I narrowed the slim pickings down to 3 candidates: Joe, Lori, and Latisha. Three days prior to their scheduled interview, I emailed each candidate a Word document that detailed some projects the employer was currently involved with. And only Lori and Latisha referenced those initiatives during the interview.
Joe, on the other hand, blew it for two reasons. I asked him to tell us about a time when something he was working on didn’t go well, and how he responded to it. That’s a fairly common interview question, and a revealing one. Joe talked about a bid he had made that his boss reneged on, causing the company to lose the business. “So it was all your boss’s doing?” I asked. “What did you do to try to salvage the situation?” His response was a blank stare. He’d clearly never thought about his role in the mishap. The other cringe-worthy moment came when I asked him if he had any questions for me, and he wanted to know if I could do better on the salary, even though he hadn’t been offered the job! I explained that after 3 months, he would be eligible for an increase if he reached stated performance goals. But he wanted the salary bump up front. And there was nothing on his resume that demonstrated any prior achievements.

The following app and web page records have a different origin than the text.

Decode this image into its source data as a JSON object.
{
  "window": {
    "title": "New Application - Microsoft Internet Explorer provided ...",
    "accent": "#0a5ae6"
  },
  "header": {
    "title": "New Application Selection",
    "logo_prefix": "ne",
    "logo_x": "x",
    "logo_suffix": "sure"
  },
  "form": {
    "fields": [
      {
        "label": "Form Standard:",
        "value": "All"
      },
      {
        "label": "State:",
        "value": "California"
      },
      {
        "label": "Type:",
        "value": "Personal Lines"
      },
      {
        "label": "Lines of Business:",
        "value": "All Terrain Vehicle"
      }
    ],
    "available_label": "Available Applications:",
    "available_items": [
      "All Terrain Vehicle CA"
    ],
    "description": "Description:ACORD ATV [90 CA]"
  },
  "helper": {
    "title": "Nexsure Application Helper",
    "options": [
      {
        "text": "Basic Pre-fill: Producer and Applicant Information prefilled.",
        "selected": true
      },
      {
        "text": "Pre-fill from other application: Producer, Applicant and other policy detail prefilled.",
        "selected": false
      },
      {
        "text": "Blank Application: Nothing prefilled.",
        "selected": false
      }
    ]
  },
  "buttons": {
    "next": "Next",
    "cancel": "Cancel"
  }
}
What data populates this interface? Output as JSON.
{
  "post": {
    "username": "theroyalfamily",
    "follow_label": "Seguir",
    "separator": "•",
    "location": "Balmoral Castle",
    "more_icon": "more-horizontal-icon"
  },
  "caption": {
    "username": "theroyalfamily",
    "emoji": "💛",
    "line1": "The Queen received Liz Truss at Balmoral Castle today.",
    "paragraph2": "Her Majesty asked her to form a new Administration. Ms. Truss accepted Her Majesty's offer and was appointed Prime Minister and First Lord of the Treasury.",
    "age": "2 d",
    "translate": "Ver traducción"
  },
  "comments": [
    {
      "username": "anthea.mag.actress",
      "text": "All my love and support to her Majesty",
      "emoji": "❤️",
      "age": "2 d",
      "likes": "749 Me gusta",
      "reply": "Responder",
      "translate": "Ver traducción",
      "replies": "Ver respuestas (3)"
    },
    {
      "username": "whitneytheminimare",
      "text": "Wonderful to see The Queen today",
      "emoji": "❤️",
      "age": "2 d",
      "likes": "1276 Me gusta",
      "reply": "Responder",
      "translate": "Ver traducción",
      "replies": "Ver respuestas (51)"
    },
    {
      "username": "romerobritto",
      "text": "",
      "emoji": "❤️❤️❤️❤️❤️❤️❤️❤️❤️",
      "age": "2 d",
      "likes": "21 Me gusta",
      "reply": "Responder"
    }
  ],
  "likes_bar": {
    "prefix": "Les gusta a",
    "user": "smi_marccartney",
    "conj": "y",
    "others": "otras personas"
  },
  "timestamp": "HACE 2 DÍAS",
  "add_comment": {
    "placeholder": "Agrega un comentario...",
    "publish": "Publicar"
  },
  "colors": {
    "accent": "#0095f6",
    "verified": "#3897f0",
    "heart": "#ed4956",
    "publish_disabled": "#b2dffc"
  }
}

I interviewed 3 people. Only one sent a follow-up email. And it was a great one. Lori referenced points made during the interview, reiterated why she was a good fit and thanked us for considering her.
Here’s who got the job
I’d hoped to make at least two offers out of the five candidates, and I did. Lori got an offer because her organizational skills were well documented and her demeanor during and after the interview were spot on. Joe didn’t. The company also loved Latisha because she projected energy, as well as demonstrating her organizational ability by successfully juggling a night shift job with single parenthood and college courses, which suggested that she had the drive and determination to grow into the job.
So if you’re wondering, “why can’t I get a job,” ask yourself honestly if your resume or your interview preparation sounds anything like what I’ve described here. And if it does, read my section on pricing and process because you need help!